━━━ Data listing
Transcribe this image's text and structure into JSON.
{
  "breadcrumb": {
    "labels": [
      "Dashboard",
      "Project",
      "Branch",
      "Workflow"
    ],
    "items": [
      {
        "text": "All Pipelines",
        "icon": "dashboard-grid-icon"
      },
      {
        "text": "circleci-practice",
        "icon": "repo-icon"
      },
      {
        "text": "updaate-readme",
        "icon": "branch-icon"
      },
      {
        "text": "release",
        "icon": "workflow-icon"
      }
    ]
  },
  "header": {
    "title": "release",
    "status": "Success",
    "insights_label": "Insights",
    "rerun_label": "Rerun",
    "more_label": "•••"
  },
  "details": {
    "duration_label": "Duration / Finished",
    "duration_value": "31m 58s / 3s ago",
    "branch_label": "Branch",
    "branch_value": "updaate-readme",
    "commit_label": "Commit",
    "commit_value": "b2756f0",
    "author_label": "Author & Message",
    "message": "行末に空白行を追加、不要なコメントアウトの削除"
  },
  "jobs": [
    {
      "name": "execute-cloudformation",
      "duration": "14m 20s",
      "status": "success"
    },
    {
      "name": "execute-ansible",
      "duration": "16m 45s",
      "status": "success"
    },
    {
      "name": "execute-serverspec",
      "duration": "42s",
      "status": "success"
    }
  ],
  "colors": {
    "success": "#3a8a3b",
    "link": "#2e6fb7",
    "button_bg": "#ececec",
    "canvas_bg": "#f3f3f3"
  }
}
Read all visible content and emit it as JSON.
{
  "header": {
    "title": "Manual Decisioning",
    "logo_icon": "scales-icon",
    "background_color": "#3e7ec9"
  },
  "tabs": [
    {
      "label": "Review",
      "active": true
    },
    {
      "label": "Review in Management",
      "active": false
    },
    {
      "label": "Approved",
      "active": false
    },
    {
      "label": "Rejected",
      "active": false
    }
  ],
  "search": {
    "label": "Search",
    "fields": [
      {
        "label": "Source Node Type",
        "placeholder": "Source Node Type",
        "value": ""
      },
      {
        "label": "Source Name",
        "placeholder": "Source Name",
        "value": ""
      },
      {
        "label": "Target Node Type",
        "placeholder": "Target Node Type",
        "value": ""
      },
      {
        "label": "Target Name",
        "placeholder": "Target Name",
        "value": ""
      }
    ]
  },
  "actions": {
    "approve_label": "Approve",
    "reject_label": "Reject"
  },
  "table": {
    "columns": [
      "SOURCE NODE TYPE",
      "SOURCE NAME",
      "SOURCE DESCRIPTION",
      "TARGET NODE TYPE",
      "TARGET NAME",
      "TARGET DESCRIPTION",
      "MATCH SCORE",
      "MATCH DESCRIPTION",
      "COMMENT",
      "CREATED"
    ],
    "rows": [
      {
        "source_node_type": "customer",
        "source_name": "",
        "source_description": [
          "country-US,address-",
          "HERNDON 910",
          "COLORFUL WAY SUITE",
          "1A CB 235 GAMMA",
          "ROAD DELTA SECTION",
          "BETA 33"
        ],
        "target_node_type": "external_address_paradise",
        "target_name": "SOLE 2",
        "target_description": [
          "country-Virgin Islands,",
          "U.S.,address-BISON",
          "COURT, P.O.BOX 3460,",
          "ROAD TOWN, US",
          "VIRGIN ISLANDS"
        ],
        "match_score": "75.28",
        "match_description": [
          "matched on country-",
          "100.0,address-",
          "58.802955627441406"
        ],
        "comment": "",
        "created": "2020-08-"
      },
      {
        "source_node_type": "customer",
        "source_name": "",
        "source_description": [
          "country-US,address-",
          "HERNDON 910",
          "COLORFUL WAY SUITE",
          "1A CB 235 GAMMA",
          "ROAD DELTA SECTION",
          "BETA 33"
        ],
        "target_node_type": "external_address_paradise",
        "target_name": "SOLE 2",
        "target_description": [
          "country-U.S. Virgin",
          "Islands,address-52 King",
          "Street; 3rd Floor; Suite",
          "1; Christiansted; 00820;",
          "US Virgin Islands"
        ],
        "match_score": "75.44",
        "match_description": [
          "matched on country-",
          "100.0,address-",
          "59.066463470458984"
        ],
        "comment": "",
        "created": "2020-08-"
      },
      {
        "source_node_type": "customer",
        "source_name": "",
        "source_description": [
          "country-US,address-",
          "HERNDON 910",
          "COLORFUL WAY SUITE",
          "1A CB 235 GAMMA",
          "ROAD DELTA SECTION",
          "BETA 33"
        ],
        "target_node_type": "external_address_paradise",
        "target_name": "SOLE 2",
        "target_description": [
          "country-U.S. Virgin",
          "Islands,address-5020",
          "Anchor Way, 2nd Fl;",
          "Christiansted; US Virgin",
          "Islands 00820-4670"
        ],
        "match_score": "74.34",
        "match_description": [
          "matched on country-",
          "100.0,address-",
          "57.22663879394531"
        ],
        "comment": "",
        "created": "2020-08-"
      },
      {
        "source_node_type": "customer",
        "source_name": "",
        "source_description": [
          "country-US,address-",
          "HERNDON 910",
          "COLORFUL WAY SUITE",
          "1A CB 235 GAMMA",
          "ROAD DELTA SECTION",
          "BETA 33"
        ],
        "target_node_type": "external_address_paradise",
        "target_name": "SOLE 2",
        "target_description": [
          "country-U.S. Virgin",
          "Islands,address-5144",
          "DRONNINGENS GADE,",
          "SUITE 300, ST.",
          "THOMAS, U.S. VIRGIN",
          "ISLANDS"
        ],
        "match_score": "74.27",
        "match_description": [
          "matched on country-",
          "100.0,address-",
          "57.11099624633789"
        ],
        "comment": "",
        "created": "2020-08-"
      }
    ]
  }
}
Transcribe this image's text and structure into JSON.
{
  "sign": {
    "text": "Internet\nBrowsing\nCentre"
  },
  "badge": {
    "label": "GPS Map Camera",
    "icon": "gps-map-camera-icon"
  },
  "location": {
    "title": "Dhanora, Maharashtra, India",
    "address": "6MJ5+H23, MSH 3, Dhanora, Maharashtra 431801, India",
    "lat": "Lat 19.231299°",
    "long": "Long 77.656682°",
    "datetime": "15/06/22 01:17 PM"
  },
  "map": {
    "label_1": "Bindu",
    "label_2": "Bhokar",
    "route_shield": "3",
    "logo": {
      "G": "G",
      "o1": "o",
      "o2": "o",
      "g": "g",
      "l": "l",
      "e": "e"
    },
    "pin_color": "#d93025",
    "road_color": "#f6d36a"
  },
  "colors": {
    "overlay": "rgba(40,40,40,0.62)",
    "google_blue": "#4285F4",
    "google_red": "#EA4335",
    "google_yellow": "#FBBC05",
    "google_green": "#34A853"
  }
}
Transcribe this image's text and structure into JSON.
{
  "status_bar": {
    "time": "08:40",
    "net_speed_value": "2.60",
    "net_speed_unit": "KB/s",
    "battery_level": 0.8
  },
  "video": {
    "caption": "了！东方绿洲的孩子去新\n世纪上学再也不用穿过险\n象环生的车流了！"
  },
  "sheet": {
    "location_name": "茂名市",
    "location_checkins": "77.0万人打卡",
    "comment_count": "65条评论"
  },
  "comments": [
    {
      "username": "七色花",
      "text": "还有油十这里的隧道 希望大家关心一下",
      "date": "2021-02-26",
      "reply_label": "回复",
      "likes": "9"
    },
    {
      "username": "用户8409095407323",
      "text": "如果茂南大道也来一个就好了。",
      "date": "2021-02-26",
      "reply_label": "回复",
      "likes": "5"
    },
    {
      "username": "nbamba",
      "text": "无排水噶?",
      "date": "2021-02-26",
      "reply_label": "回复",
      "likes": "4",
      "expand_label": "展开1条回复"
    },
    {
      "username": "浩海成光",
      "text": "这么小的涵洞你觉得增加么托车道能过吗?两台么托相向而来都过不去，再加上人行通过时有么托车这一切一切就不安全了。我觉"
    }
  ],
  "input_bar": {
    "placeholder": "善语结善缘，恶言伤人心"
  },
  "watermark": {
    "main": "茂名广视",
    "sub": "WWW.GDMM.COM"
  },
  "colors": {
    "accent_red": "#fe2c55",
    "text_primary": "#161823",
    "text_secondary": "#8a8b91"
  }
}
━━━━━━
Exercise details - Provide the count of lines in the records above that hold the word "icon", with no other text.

Answer for the task - 6